PROBLEM REQUIREMENTS: Restate the whole listing below word for word and keep the images out.

SUPPLIED DATA:
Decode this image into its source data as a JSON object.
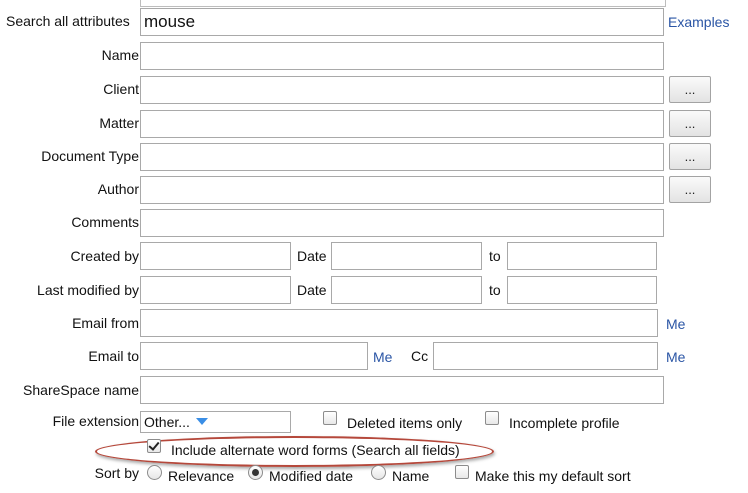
{
  "search_all": {
    "label": "Search all attributes",
    "value": "mouse",
    "examples_link": "Examples"
  },
  "name": {
    "label": "Name",
    "value": ""
  },
  "client": {
    "label": "Client",
    "value": "",
    "browse": "..."
  },
  "matter": {
    "label": "Matter",
    "value": "",
    "browse": "..."
  },
  "document_type": {
    "label": "Document Type",
    "value": "",
    "browse": "..."
  },
  "author": {
    "label": "Author",
    "value": "",
    "browse": "..."
  },
  "comments": {
    "label": "Comments",
    "value": ""
  },
  "created": {
    "label": "Created by",
    "value": "",
    "date_label": "Date",
    "date_from": "",
    "to_label": "to",
    "date_to": ""
  },
  "modified": {
    "label": "Last modified by",
    "value": "",
    "date_label": "Date",
    "date_from": "",
    "to_label": "to",
    "date_to": ""
  },
  "email_from": {
    "label": "Email from",
    "value": "",
    "me_link": "Me"
  },
  "email_to": {
    "label": "Email to",
    "value": "",
    "me_link": "Me",
    "cc_label": "Cc",
    "cc_value": "",
    "cc_me_link": "Me"
  },
  "sharespace": {
    "label": "ShareSpace name",
    "value": ""
  },
  "file_extension": {
    "label": "File extension",
    "selected": "Other..."
  },
  "deleted_items": {
    "label": "Deleted items only",
    "checked": false
  },
  "incomplete_profile": {
    "label": "Incomplete profile",
    "checked": false
  },
  "alternate_forms": {
    "label": "Include alternate word forms (Search all fields)",
    "checked": true
  },
  "sort": {
    "label": "Sort by",
    "options": [
      "Relevance",
      "Modified date",
      "Name"
    ],
    "selected": "Modified date",
    "default_label": "Make this my default sort",
    "default_checked": false
  },
  "colors": {
    "link": "#2a55a5",
    "highlight_oval": "#b5483b",
    "dropdown_caret": "#3a8ee6"
  }
}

RESULT OF THE EXERCISE:
Decode this image into its source data as a JSON object.
{
  "search_all": {
    "label": "Search all attributes",
    "value": "mouse",
    "examples_link": "Examples"
  },
  "name": {
    "label": "Name",
    "value": ""
  },
  "client": {
    "label": "Client",
    "value": "",
    "browse": "..."
  },
  "matter": {
    "label": "Matter",
    "value": "",
    "browse": "..."
  },
  "document_type": {
    "label": "Document Type",
    "value": "",
    "browse": "..."
  },
  "author": {
    "label": "Author",
    "value": "",
    "browse": "..."
  },
  "comments": {
    "label": "Comments",
    "value": ""
  },
  "created": {
    "label": "Created by",
    "value": "",
    "date_label": "Date",
    "date_from": "",
    "to_label": "to",
    "date_to": ""
  },
  "modified": {
    "label": "Last modified by",
    "value": "",
    "date_label": "Date",
    "date_from": "",
    "to_label": "to",
    "date_to": ""
  },
  "email_from": {
    "label": "Email from",
    "value": "",
    "me_link": "Me"
  },
  "email_to": {
    "label": "Email to",
    "value": "",
    "me_link": "Me",
    "cc_label": "Cc",
    "cc_value": "",
    "cc_me_link": "Me"
  },
  "sharespace": {
    "label": "ShareSpace name",
    "value": ""
  },
  "file_extension": {
    "label": "File extension",
    "selected": "Other..."
  },
  "deleted_items": {
    "label": "Deleted items only",
    "checked": false
  },
  "incomplete_profile": {
    "label": "Incomplete profile",
    "checked": false
  },
  "alternate_forms": {
    "label": "Include alternate word forms (Search all fields)",
    "checked": true
  },
  "sort": {
    "label": "Sort by",
    "options": [
      "Relevance",
      "Modified date",
      "Name"
    ],
    "selected": "Modified date",
    "default_label": "Make this my default sort",
    "default_checked": false
  },
  "colors": {
    "link": "#2a55a5",
    "highlight_oval": "#b5483b",
    "dropdown_caret": "#3a8ee6"
  }
}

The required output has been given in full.